The second thing I would say to white brothers and sisters is: let’s not jump to any pejorative, derogatory, hopeless conclusions about the meaning of this loosening of minority ties with a group of evangelicals who seem to be culturally naïve — or worse, compromised. Let’s pray. Let’s keep the channels of communication open. And let’s do what we can to see this present, painful situation in a larger, hopeful, and ultimately unifying light.
Justice for All
Third, let’s own the blood-bought, biblical commitment not just to diversity and harmony, but also to justice for all. That is, let’s join God in Psalm 103:6:
The Lord works righteousness
and justice for all who are oppressed.
The Hoper Speaks
Finally, I offer some hopes, especially for our little tribe of Christians who love the supreme majesty of God’s glory, and the sovereign wisdom of God in suffering, and the sovereign grace of God in saving sinners.
Could it be that this loosening of ties with white evangelicalism might, through a season of painful growth, bring us all into a new day, chastened, humbled, and awake?
And could it be that this new day of loosening would include the decreasing politicization and cultural captivity of majority ethnic-cultural ministries, as well as the increasing indigenization of big-God theology in minority ethnic-cultural ministries?
And might it not turn out that these more fully indigenous minority ethnic-cultural ministries would be led mainly by minority-culture leaders, and these depoliticized, liberated majority ethnic-cultural ministries would be led mainly by majority-culture leaders?

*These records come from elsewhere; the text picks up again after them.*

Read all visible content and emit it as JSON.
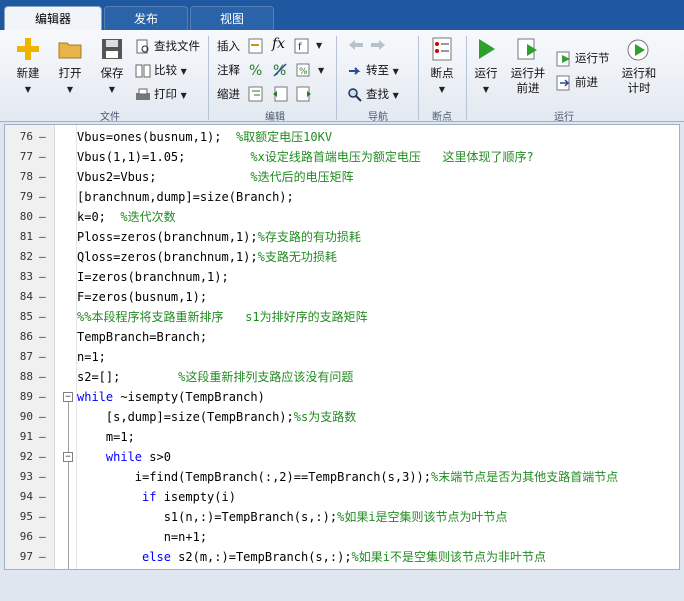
{
  "tabs": [
    {
      "label": "编辑器"
    },
    {
      "label": "发布"
    },
    {
      "label": "视图"
    }
  ],
  "ribbon": {
    "file": {
      "new": "新建",
      "open": "打开",
      "save": "保存",
      "find_files": "查找文件",
      "compare": "比较",
      "print": "打印",
      "group": "文件"
    },
    "edit": {
      "insert": "插入",
      "comment": "注释",
      "indent": "缩进",
      "fx": "fx",
      "group": "编辑"
    },
    "nav": {
      "goto": "转至",
      "find": "查找",
      "group": "导航"
    },
    "breakpoints": {
      "label": "断点",
      "group": "断点"
    },
    "run": {
      "run": "运行",
      "run_adv_1": "运行并",
      "run_adv_2": "前进",
      "run_section": "运行节",
      "advance": "前进",
      "run_time_1": "运行和",
      "run_time_2": "计时",
      "group": "运行"
    }
  },
  "editor": {
    "lines": [
      {
        "n": "76",
        "pre": "Vbus=ones(busnum,1);  ",
        "cm": "%取额定电压10KV"
      },
      {
        "n": "77",
        "pre": "Vbus(1,1)=1.05;         ",
        "cm": "%x设定线路首端电压为额定电压   这里体现了顺序?"
      },
      {
        "n": "78",
        "pre": "Vbus2=Vbus;             ",
        "cm": "%迭代后的电压矩阵"
      },
      {
        "n": "79",
        "pre": "[branchnum,dump]=size(Branch);",
        "cm": ""
      },
      {
        "n": "80",
        "pre": "k=0;  ",
        "cm": "%迭代次数"
      },
      {
        "n": "81",
        "pre": "Ploss=zeros(branchnum,1);",
        "cm": "%存支路的有功损耗"
      },
      {
        "n": "82",
        "pre": "Qloss=zeros(branchnum,1);",
        "cm": "%支路无功损耗"
      },
      {
        "n": "83",
        "pre": "I=zeros(branchnum,1);",
        "cm": ""
      },
      {
        "n": "84",
        "pre": "F=zeros(busnum,1);",
        "cm": ""
      },
      {
        "n": "85",
        "pre": "",
        "cm": "%%本段程序将支路重新排序   s1为排好序的支路矩阵"
      },
      {
        "n": "86",
        "pre": "TempBranch=Branch;",
        "cm": ""
      },
      {
        "n": "87",
        "pre": "n=1;",
        "cm": ""
      },
      {
        "n": "88",
        "pre": "s2=[];        ",
        "cm": "%这段重新排列支路应该没有问题"
      },
      {
        "n": "89",
        "kw": "while",
        "pre": " ~isempty(TempBranch)",
        "cm": ""
      },
      {
        "n": "90",
        "pre": "    [s,dump]=size(TempBranch);",
        "cm": "%s为支路数"
      },
      {
        "n": "91",
        "pre": "    m=1;",
        "cm": ""
      },
      {
        "n": "92",
        "kw": "    while",
        "pre": " s>0",
        "cm": ""
      },
      {
        "n": "93",
        "pre": "        i=find(TempBranch(:,2)==TempBranch(s,3));",
        "cm": "%末端节点是否为其他支路首端节点"
      },
      {
        "n": "94",
        "kw": "         if",
        "pre": " isempty(i)",
        "cm": ""
      },
      {
        "n": "95",
        "pre": "            s1(n,:)=TempBranch(s,:);",
        "cm": "%如果i是空集则该节点为叶节点"
      },
      {
        "n": "96",
        "pre": "            n=n+1;",
        "cm": ""
      },
      {
        "n": "97",
        "kw": "         else",
        "pre": " s2(m,:)=TempBranch(s,:);",
        "cm": "%如果i不是空集则该节点为非叶节点"
      }
    ]
  }
}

And might not these particular proportions of diverse leadership result not only in different cultural expressions of the big-God vision, but also in a remarkable diversity of people in all these ministries, because ethnically diverse people often love similar forms of faith?
And could it be that these ministries — internally diverse, and yet predominantly one culture or another — would then relate to each other from equal biblical faithfulness, equal integrity, equal strength, and equal cultural authenticity?
And so might we all be spared the feeling of cultural compromise and paternalism, as we share in each other’s lives and ministries?
Perhaps this painful moment in our history is leading there. If that’s not your dream, I pray that God would give you a more beautiful one, not just for the age to come, but for the here and now. I am speaking to you as “heirs of God and fellow heirs with Christ,” with all the hope and joy that this implies.
We did not receive the spirit of slavery to fall back into fear, but we have received the Spirit of adoption as sons, by whom we cry, “Abba! Father!” The Spirit himself bears witness with our spirit that we are children of God, and if children, then heirs — heirs of God and fellow heirs with Christ, provided we suffer with him in order that we may also be glorified with him. (Romans 8:15–17)